Defending against accusations of bank fraud

On Behalf of | Jun 21, 2022 | White Collar Crimes

A tumultuous economy and skyrocketing inflation are causing millions of Americans to struggle for ways to stay afloat. Sometimes we make questionable financial decisions in order to get immediate relief or to find a creative angle to achieve a goal. The accusations of bank fraud that result usually happen when an individual has tried to find a loophole in the rules or accepted practice so as to beat the system.

Cases of financial fraud in New York and elsewhere have resulted in skyrocketing costs to the banking industry to pay for fraud detection measures against losses from fraudulent transactions involving:

  • Checks
  • Debit cards
  • Electronic payments

In 2018, bank deposit account fraud losses reached $25.1 billion, up 24% from 2016, and this did not include additional costs for detection, investigation and prosecution of bank fraud cases.

Things do not always appear as they seem, however, and people do make honest mistakes. If you are under federal investigation for financial fraud, it is crucial to have aggressive legal defense in your corner as you fight unjust charges.

Bank fraud charges

Bank fraud is the illegal action to secure money, property, or other assets held in a financial institution. There are also related charges including trade or accounting fraud, which involves the bank or a representative of the financial entity falsifying information to create the appearance that it is secure and capable of receiving funds or investments from a third party.

Under 18 U.S. Code §1344, federal bank fraud charges are serious, and penalties can include fines of up to $1 million or 30 years in prison, or both. An investigation into bank fraud may involve the FBI, the office of the U.S. Attorney, or other agencies, and sometimes can go on for years, requiring individuals to spend thousands of dollars in retainer fees and court costs.

Common defenses against bank fraud charges

When pursuing bank fraud charges against an individual, prosecutors must prove beyond a reasonable doubt that the defendant knowingly or intentionally practiced deception by making false statements that the other party relied on to make harmful financial decisions.
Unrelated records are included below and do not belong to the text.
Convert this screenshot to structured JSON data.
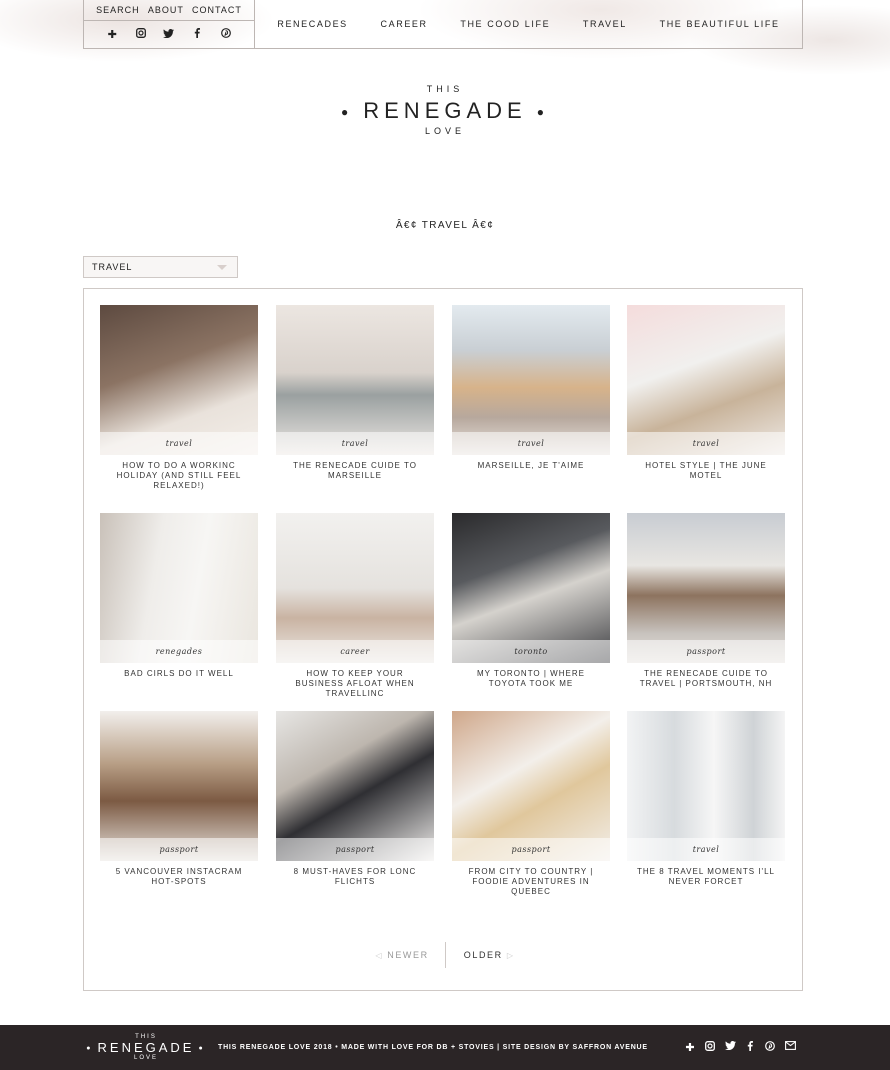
{
  "util_links": [
    "SEARCH",
    "ABOUT",
    "CONTACT"
  ],
  "social_icons": [
    "plus-icon",
    "instagram-icon",
    "twitter-icon",
    "facebook-icon",
    "pinterest-icon"
  ],
  "main_nav": [
    "RENECADES",
    "CAREER",
    "THE COOD LIFE",
    "TRAVEL",
    "THE BEAUTIFUL LIFE"
  ],
  "logo": {
    "top": "THIS",
    "main": "RENEGADE",
    "bottom": "LOVE"
  },
  "section_title": "Â€¢ TRAVEL Â€¢",
  "category_select": {
    "value": "TRAVEL"
  },
  "posts": [
    {
      "tag": "travel",
      "title": "HOW TO DO A WORKINC HOLIDAY (AND STILL FEEL RELAXED!)"
    },
    {
      "tag": "travel",
      "title": "THE RENECADE CUIDE TO MARSEILLE"
    },
    {
      "tag": "travel",
      "title": "MARSEILLE, JE T'AIME"
    },
    {
      "tag": "travel",
      "title": "HOTEL STYLE | THE JUNE MOTEL"
    },
    {
      "tag": "renegades",
      "title": "BAD CIRLS DO IT WELL"
    },
    {
      "tag": "career",
      "title": "HOW TO KEEP YOUR BUSINESS AFLOAT WHEN TRAVELLINC"
    },
    {
      "tag": "toronto",
      "title": "MY TORONTO | WHERE TOYOTA TOOK ME"
    },
    {
      "tag": "passport",
      "title": "THE RENECADE CUIDE TO TRAVEL | PORTSMOUTH, NH"
    },
    {
      "tag": "passport",
      "title": "5 VANCOUVER INSTACRAM HOT-SPOTS"
    },
    {
      "tag": "passport",
      "title": "8 MUST-HAVES FOR LONC FLICHTS"
    },
    {
      "tag": "passport",
      "title": "FROM CITY TO COUNTRY | FOODIE ADVENTURES IN QUEBEC"
    },
    {
      "tag": "travel",
      "title": "THE 8 TRAVEL MOMENTS I'LL NEVER FORCET"
    }
  ],
  "pager": {
    "newer": "NEWER",
    "older": "OLDER"
  },
  "footer": {
    "logo_top": "THIS",
    "logo_main": "RENEGADE",
    "logo_bottom": "LOVE",
    "text": "THIS RENEGADE LOVE 2018 • MADE WITH LOVE FOR DB + STOVIES | SITE DESIGN BY SAFFRON AVENUE",
    "icons": [
      "plus-icon",
      "instagram-icon",
      "twitter-icon",
      "facebook-icon",
      "pinterest-icon",
      "email-icon"
    ]
  }
}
This is a very high bar to prove, and when the prosecution falls short, it is possible to dismiss charges or reduce penalties as part of a plea deal.